(Collected data)

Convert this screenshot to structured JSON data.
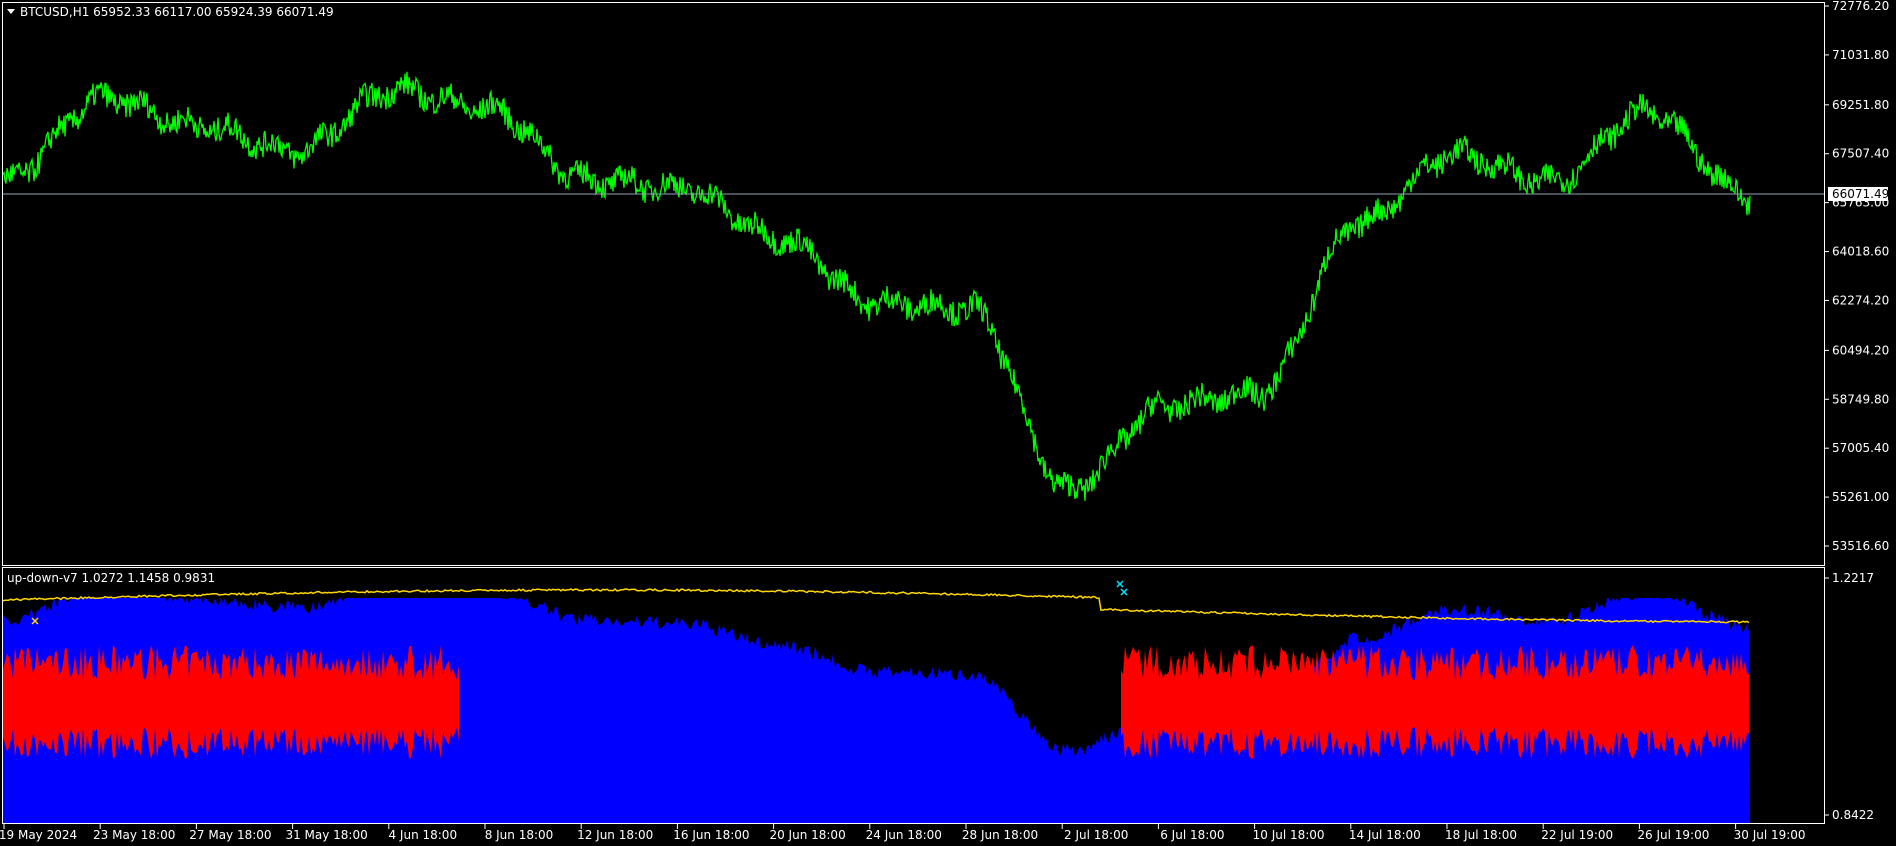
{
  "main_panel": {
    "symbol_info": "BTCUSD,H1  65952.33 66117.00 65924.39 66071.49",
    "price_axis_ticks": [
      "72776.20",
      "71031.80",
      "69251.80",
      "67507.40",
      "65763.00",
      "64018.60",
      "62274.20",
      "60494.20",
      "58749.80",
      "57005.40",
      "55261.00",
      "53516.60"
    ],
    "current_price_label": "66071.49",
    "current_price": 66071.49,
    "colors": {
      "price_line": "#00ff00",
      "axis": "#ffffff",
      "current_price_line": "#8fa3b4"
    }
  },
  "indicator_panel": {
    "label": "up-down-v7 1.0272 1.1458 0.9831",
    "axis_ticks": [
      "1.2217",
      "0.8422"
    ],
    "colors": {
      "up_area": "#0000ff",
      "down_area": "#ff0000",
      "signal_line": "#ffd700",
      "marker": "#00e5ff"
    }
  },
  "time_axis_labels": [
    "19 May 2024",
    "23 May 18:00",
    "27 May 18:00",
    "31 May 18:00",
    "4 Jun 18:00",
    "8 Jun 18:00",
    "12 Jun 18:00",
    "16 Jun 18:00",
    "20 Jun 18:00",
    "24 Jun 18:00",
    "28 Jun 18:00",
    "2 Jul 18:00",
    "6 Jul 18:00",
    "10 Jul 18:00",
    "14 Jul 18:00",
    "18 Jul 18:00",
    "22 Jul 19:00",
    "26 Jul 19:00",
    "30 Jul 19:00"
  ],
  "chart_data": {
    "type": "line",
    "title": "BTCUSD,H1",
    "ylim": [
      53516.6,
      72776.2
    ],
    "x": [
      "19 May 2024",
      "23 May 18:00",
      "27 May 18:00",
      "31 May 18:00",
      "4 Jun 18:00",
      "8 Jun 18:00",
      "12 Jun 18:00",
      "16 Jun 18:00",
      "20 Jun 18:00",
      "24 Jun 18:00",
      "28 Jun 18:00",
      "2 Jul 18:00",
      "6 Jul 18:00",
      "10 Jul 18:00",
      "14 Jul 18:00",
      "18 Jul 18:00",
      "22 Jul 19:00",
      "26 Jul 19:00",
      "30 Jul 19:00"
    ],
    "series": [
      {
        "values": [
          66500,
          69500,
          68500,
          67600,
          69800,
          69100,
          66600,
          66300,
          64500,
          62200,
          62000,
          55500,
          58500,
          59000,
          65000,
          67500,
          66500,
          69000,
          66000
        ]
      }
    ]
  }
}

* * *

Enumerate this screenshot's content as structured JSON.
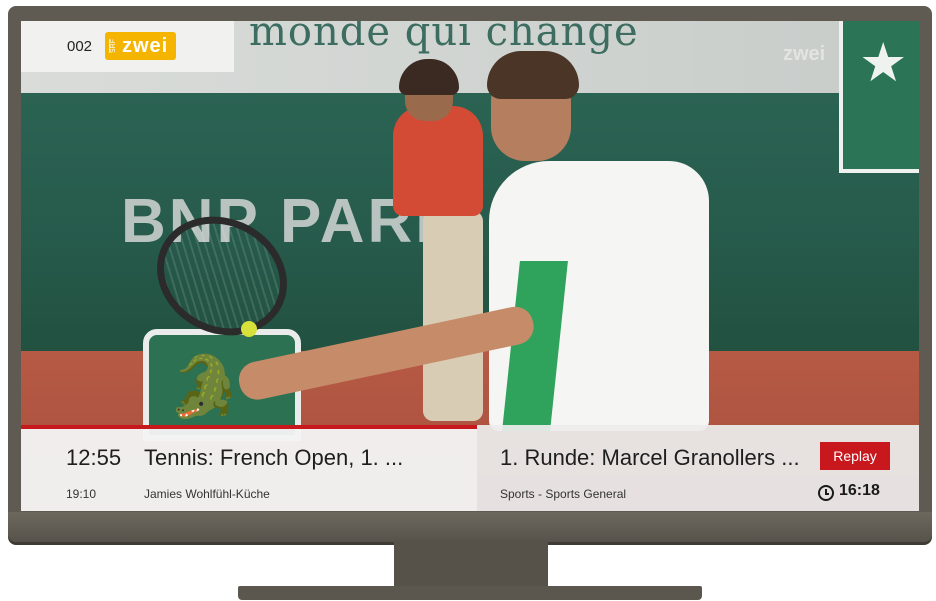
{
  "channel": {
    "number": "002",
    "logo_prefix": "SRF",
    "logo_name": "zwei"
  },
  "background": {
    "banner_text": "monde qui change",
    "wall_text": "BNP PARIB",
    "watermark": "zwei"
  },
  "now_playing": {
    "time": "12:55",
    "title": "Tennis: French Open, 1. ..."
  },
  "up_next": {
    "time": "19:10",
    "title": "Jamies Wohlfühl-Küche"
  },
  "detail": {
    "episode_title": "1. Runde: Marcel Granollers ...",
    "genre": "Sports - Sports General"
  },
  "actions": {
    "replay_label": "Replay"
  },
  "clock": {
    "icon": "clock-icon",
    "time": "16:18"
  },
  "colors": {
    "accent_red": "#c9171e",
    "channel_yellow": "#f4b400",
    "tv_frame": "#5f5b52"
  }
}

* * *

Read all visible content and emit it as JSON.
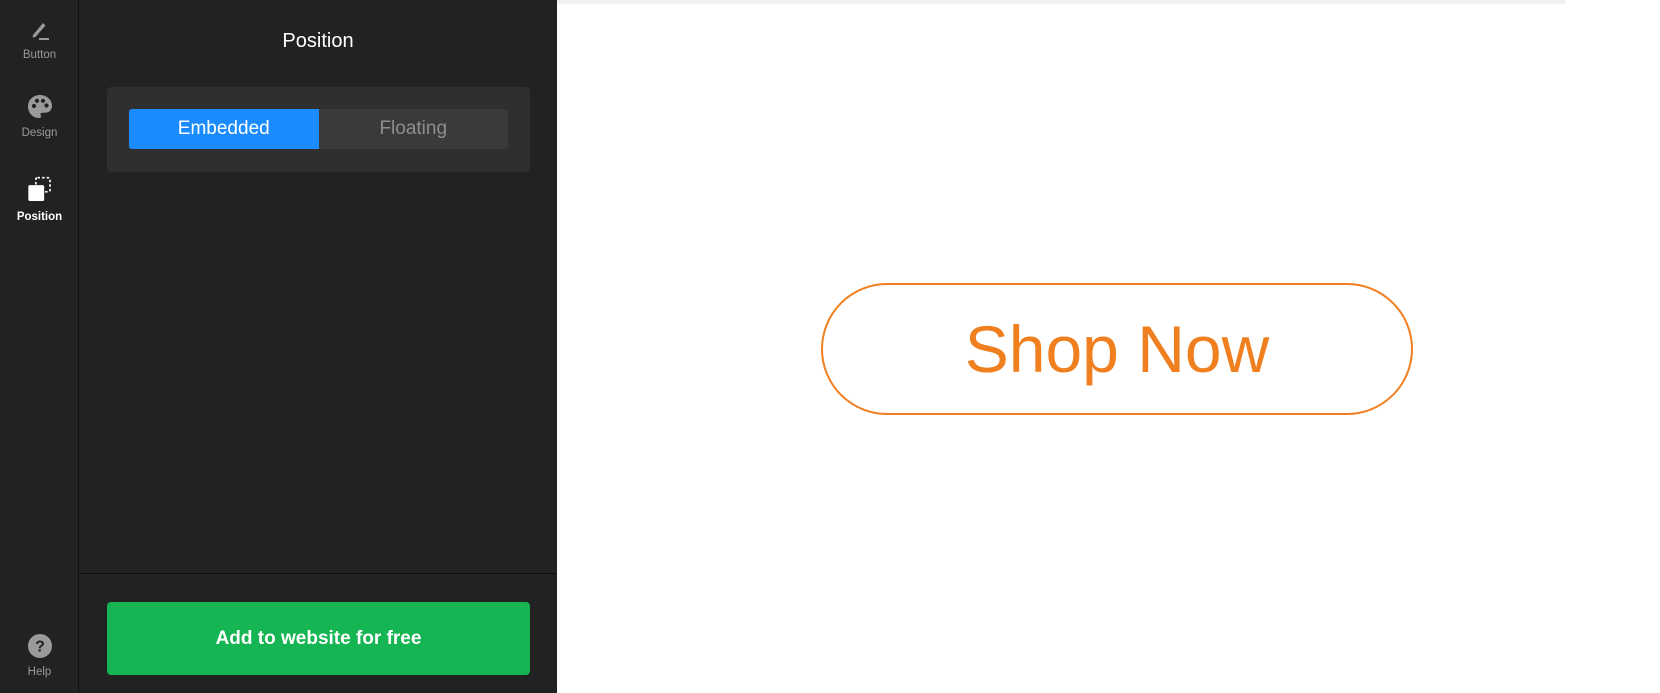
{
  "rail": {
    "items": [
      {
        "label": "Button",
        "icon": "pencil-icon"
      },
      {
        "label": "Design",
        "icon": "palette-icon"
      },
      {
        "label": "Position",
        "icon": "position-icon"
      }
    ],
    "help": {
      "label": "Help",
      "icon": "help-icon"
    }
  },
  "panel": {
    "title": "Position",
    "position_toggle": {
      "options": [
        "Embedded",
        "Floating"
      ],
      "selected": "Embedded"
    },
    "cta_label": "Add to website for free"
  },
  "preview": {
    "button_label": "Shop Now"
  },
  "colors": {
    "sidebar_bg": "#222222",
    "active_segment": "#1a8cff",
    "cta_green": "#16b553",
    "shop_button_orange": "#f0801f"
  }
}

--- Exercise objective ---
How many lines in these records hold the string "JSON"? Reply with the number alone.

--- Exercise response ---
3